[Entries from a dataset of interfaces]
::::::::
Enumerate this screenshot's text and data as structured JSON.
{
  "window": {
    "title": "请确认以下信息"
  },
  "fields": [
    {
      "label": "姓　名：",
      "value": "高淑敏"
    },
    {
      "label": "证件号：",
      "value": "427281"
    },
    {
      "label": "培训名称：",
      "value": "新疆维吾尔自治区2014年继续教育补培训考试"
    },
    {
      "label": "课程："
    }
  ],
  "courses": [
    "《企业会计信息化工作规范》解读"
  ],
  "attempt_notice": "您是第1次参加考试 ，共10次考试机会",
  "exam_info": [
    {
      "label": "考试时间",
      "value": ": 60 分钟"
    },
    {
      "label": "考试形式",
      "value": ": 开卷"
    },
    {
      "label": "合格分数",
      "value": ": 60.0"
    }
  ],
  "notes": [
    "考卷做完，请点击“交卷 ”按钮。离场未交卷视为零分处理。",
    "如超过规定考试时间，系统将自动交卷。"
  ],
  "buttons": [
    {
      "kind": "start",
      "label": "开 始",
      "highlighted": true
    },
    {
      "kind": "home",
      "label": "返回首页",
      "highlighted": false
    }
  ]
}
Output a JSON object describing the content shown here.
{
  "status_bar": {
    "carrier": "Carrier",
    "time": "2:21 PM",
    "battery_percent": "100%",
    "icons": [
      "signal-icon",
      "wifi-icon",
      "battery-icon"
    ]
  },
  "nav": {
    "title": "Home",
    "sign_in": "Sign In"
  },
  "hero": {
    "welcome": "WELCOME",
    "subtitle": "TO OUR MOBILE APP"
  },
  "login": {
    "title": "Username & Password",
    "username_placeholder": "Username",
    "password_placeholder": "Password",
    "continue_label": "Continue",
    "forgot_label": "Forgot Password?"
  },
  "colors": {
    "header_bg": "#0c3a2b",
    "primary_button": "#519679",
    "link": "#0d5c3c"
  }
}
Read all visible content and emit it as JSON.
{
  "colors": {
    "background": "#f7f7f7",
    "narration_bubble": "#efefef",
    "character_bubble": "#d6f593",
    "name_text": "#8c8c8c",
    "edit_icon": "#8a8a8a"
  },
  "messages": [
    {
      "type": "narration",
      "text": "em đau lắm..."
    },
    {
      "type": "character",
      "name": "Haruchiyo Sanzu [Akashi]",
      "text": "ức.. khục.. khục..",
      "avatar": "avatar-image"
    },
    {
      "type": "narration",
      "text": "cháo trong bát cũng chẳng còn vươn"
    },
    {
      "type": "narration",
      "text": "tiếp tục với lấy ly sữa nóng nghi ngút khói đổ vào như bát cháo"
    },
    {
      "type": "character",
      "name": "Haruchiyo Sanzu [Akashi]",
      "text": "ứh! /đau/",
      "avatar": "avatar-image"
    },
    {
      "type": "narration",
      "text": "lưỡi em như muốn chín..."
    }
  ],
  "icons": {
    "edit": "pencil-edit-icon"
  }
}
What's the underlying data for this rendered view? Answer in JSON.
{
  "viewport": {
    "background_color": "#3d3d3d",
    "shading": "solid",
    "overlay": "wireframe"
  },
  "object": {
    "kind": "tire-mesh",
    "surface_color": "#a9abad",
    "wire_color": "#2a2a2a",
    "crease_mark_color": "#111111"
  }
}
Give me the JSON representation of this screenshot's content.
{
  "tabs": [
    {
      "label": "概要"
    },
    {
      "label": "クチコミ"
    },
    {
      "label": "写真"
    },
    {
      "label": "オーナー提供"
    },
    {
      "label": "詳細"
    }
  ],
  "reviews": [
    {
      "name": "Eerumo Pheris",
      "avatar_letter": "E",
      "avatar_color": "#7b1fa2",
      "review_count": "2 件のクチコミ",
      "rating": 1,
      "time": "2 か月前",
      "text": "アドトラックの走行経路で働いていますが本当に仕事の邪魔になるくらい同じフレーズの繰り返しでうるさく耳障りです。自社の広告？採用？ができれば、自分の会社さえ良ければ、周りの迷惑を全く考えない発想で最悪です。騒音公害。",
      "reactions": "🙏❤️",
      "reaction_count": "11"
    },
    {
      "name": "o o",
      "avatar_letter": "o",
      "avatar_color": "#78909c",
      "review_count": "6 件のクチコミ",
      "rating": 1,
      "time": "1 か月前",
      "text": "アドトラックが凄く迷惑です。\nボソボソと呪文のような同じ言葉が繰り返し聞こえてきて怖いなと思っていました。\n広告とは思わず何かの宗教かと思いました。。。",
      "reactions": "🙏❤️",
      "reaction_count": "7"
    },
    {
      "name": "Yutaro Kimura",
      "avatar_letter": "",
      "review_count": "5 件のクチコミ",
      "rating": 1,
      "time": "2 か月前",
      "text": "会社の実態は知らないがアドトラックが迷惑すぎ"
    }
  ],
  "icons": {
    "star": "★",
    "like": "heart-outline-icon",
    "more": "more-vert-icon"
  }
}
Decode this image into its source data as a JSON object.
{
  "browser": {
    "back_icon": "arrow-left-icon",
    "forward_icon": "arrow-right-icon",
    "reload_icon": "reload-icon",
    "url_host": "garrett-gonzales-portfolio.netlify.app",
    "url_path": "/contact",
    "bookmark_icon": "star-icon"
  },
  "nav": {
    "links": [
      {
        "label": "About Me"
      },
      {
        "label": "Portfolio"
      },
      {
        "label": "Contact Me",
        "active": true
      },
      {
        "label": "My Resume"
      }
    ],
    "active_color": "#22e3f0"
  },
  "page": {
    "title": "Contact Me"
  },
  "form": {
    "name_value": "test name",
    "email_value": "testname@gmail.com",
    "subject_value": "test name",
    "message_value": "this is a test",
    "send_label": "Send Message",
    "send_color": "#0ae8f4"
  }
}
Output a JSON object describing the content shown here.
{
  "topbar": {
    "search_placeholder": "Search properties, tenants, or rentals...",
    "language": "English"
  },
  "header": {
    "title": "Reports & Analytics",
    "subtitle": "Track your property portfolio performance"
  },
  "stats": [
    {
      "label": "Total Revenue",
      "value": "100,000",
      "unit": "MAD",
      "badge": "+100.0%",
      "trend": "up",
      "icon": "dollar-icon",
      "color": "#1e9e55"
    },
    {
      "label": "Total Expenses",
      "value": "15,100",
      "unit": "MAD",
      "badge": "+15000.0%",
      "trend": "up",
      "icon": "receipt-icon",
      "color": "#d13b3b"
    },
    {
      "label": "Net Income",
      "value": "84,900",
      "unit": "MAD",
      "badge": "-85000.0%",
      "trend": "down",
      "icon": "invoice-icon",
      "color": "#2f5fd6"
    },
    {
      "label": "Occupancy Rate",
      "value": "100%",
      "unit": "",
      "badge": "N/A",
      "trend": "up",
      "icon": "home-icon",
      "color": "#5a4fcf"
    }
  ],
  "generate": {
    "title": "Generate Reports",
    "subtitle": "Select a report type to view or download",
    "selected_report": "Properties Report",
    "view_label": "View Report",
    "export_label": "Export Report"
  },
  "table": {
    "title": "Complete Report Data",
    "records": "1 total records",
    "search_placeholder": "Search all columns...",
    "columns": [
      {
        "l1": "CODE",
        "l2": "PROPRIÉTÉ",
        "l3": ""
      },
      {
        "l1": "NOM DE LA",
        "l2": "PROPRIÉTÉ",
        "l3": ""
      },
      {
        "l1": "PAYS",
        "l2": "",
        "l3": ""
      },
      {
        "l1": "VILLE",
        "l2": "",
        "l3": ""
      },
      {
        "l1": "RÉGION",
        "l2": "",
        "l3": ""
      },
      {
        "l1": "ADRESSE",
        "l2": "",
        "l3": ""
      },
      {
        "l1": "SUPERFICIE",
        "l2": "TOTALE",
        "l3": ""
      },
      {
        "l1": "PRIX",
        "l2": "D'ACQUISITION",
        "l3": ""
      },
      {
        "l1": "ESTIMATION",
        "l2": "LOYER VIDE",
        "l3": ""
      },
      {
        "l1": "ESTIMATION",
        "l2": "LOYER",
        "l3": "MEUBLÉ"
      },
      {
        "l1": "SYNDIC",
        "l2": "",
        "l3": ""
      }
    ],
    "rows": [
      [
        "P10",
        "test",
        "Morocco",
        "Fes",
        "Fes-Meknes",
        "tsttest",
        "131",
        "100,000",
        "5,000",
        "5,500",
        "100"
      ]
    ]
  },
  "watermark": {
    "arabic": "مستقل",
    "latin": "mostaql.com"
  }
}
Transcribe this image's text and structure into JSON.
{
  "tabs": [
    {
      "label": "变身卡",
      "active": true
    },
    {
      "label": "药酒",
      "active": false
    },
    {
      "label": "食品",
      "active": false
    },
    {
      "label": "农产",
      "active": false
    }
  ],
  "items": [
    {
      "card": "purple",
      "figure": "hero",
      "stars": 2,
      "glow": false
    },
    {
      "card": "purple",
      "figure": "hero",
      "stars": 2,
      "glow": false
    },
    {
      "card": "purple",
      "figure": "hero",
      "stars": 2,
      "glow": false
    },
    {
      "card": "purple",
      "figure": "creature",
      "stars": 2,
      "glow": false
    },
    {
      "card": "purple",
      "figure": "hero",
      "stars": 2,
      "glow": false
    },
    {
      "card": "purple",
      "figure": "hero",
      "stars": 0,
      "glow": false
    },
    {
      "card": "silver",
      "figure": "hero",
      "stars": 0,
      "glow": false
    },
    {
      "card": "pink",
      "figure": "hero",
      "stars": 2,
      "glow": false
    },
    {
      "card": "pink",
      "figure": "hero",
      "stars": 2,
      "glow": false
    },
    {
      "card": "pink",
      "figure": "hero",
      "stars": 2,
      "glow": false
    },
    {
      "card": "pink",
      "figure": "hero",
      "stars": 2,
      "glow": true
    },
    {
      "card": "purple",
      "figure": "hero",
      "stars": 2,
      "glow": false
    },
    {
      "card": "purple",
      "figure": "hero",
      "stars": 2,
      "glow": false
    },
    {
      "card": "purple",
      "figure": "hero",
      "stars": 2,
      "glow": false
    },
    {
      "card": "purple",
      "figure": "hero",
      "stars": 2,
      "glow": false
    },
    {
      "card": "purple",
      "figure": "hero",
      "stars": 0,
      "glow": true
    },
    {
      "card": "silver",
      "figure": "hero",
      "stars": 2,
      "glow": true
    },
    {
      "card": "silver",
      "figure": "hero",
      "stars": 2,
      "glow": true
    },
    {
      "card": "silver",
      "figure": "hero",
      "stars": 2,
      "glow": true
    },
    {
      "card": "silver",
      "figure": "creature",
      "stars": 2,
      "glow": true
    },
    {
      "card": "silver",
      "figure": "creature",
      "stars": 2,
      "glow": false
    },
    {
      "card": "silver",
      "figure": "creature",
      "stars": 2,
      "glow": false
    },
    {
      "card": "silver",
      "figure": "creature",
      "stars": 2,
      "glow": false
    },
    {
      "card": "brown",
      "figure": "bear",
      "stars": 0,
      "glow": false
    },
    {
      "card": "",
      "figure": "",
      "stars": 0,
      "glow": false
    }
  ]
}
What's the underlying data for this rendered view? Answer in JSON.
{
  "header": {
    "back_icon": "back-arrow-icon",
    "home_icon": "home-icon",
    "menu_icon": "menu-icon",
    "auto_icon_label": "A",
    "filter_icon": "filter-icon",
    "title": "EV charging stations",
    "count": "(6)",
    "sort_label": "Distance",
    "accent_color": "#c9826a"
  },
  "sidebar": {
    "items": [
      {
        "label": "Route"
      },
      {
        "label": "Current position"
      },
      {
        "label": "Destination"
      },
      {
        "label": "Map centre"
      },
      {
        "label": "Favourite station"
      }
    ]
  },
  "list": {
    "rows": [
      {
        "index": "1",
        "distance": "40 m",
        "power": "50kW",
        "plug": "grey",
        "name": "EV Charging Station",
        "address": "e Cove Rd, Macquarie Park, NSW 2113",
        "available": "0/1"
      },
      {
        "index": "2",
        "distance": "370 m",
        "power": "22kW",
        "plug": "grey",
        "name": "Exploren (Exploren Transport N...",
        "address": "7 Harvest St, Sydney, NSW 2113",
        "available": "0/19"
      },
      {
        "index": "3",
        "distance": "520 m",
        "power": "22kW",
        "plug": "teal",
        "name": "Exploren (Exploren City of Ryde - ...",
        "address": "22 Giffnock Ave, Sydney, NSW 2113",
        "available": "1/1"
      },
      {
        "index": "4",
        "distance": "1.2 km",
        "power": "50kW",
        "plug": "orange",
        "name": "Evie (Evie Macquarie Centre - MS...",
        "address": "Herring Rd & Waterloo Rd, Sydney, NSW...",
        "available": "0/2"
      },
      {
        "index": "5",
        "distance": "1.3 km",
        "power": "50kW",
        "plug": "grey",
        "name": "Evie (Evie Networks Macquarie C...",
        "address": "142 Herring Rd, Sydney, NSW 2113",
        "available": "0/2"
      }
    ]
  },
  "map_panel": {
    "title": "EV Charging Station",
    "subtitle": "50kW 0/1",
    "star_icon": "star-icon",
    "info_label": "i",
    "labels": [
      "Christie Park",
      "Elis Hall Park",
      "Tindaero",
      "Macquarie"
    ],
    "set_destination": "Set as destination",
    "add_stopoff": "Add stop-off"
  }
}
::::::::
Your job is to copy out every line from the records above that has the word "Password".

- **Answer to this task**
    "title": "Username & Password",
    "password_placeholder": "Password",
    "forgot_label": "Forgot Password?"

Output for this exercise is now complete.